It’s not working for me on his argument.
It’s not working for me on his argument.
Just a thought. I may not be raising a valid point......
Is it confusing that argument 3 (above) and indeed the OP argument, are using categories (hope that's the right word) that are, in the real world, mutually exclusive (Joe can't in the real world be a squid and an elephant, given the definitions of what those are)?
Does it help if we use categories that aren't mutually exclusive?
P1: No tall person is a fat person.
P2: Joe is either a black person or a tall person.
P3: Joe is a fat person.
C: Therefore, Joe is a black person.
Or am I talking shite?
All I can say is that it is easier for me to see how that's valid, I guess.

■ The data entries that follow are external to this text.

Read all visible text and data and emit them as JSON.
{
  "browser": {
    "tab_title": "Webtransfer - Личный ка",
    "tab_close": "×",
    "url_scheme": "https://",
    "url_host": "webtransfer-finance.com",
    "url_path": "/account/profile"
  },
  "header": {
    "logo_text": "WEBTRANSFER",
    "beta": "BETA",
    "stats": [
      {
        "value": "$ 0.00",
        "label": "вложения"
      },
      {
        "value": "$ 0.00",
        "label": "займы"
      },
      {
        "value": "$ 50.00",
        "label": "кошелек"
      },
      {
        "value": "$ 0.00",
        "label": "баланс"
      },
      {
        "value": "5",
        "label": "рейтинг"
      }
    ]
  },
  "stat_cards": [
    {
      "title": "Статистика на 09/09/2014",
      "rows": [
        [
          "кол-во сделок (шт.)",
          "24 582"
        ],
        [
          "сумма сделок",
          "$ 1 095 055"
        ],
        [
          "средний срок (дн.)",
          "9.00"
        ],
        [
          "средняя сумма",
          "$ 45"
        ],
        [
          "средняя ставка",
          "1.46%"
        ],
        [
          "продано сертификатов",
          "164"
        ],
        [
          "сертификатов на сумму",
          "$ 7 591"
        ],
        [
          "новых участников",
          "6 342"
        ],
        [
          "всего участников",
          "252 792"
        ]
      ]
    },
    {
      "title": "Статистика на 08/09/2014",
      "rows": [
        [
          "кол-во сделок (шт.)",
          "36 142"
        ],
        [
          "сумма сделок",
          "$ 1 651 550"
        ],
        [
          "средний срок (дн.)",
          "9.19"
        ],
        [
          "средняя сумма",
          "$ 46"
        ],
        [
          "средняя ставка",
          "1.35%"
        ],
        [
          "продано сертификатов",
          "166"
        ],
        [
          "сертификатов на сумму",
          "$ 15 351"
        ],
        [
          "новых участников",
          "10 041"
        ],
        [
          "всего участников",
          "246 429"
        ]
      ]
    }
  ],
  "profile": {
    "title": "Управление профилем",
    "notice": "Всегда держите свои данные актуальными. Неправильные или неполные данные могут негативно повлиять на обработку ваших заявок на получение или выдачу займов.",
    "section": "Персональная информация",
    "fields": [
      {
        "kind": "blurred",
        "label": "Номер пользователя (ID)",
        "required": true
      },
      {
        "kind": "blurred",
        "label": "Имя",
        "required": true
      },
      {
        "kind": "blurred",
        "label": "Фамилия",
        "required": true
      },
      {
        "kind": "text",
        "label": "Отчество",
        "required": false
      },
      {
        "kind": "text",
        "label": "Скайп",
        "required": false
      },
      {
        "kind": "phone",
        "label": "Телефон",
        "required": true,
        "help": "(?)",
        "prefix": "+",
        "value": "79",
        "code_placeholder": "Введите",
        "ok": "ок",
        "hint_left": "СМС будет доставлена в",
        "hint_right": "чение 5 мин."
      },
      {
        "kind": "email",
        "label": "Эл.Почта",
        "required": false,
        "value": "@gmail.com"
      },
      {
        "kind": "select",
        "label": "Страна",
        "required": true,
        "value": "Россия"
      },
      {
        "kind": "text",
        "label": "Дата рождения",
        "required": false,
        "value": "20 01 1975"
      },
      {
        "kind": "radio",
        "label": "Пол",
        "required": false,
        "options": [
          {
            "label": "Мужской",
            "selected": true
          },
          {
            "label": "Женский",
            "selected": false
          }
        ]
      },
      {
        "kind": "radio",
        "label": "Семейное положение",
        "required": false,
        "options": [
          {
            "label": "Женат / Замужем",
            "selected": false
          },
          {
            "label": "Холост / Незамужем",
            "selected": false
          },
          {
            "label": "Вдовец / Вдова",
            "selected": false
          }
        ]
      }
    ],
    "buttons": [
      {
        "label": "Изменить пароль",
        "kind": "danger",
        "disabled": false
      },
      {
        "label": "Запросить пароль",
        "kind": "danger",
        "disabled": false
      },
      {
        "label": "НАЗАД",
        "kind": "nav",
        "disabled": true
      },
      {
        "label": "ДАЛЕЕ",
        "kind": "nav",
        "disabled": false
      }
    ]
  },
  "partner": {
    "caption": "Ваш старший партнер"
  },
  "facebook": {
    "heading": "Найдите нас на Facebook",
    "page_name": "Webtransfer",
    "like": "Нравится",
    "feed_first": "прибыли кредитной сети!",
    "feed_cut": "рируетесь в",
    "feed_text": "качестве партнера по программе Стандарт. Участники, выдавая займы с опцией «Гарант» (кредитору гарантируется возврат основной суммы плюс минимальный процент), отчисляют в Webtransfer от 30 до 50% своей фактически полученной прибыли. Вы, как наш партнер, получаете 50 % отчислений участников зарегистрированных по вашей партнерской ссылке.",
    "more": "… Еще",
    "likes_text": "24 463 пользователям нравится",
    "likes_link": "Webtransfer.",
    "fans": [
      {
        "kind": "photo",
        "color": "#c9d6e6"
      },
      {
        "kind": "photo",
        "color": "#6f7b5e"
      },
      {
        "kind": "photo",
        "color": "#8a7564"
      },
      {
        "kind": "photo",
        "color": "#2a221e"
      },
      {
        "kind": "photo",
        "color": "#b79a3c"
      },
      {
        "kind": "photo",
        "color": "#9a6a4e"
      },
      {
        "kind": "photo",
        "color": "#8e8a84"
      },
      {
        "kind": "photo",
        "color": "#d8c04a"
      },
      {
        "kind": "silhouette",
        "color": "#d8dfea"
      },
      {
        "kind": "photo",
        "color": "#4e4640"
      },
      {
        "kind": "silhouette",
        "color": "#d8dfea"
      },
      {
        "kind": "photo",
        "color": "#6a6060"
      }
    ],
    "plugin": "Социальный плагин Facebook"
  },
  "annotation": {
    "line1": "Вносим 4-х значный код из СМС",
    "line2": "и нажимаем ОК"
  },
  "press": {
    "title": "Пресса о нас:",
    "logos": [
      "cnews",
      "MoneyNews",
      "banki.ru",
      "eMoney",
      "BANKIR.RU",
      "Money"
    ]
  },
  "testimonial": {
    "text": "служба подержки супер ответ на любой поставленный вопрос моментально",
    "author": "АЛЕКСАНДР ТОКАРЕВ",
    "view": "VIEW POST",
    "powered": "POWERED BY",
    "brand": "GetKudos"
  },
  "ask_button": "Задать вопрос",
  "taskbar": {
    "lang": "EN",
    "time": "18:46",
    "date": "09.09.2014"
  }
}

I think there’s advantages and disadvantages. One advantage is that we can more easily relate and perhaps better think it through if we do as you say; however, truth (or even soundness) is often a distraction when trying to hone in specifically on validity. Another option is to use letters, but it’s easier to use words when trying to recollect how each part fits. At any rate, just try not to let the labels (that do refer to categories) get to ya.
It's not, in the context of these arguments, since it stands for any proposition you want.Originally Posted by fast
Excellent!
So, from the premises P1: No giraffe is an elephant, P2: Joe is either a squid or a giraffe, and P3: Joe is an elephant, you can validly conclude that Joe is a squid. Great!
Now, take a look at the argument in the OP. It turns out it contains all of those three premises!. Now, it also contains more premises, but even without those extra premises (and without the contradiction stuff), just using P1, P2 and P3, you can conclude validly that Joe is a squid. You should change your vote to "valid".
(or do you think that it's possible that from some premises P1,..,Pn you validly deduce Q, but if you add more premises, then you no longer can validly deduce Q?)
Let me try to persuade you otherwise.
Argument 3:
P1: No giraffe is an elephant.
P2: Joe is either a squid or a giraffe.
P3: Joe is an elephant.
C: Therefore, Joe is a squid.
Is that valid?
Consider, for example, the following argument:
Argument 4:
P1: No giraffe is a mollusc.
P2: Joe is either a squid or a giraffe.
P3: Joe is an mollusc.
C: Therefore, Joe is a squid.
If you take a look, you will see that Argument 4 and Argument 3 have exactly the same form. Before I go on, I would like to ask you whether you think Argument 3 and Argument 4 are both valid, or neither, or only one (depending on the answer, I might or might not try to convince you that the original OP argument is valid).
No squid is a giraffe
No giraffe is an elephant
No elephant is a squid
Joe is either a squid or a giraffe
Joe is an elephant
Therefore, Joe is a squid
Validity is about finding a path to the finish line where the conclusion is the final destination.
Each premise is like a path. Consider all the paths. Each premise bolded above (if followed) will lead us to the end.
Of course it’s flawed. It’s unsound. That is the great warning sign we should look out for with deductive arguments (whether it’s sound or unsound,) but there are some other things about arguments we can point out. For instance, whether a proposition (either in a premise or conclusion) is true. Another thing we can look at is validity. What that is exactly is in dispute. Do we go by dictionaries that explain how it’s ordinarily used, or do we use it as a technical term? When used as a technical term, we need to be careful about what it is and what it isn’t. We can have a perfectly valid argument and it still be unsound.
A) If Kansas is in the ocean, then Kansas is a squirrel.
B) Kansas is in the ocean.
Therefore C) Kansas is a squirrel
That’s valid because those two taken together leads to the conclusion.
A) If Kansas is in the ocean, then Kansas is a squirrel.
B) Kansas is in the ocean.
C) Bobby has an upset stomach
Therefore D) Kansas is a squirrel
That’s still valid. It’s like a math problem where information that is given is irrelevant. Just ignore it.
A) If Kansas is in the ocean, then Kansas is a squirrel.
B) Kansas is in the ocean.
C) Bobby has an upset stomach
D) Kansas is in space
Therefore E) Kansas is a squirrel
Obviously, if Kansas is in the ocean, then it’s not in space, but forget that. Just look to see there’s enough of the right premises to get to the conclusion —ignoring all others that merely serve to distract. A and B gets us to E, so it’s valid.
Now here’s a fun one:
A) Bobby has an upset stomach
B) bobby doesn’t have an upset stomach
Therefore C) Kansas is a squirrel.
That too is valid. Gotta love it.
You might be wondering what kind of logic allows that, as it might not always accord with what a dictionary has to say. But, it’s in the tool belt of the logician and well respected the world over. It just takes a little getting used to.
Gotta say it. The panda in the room. Its actually an Octopussy.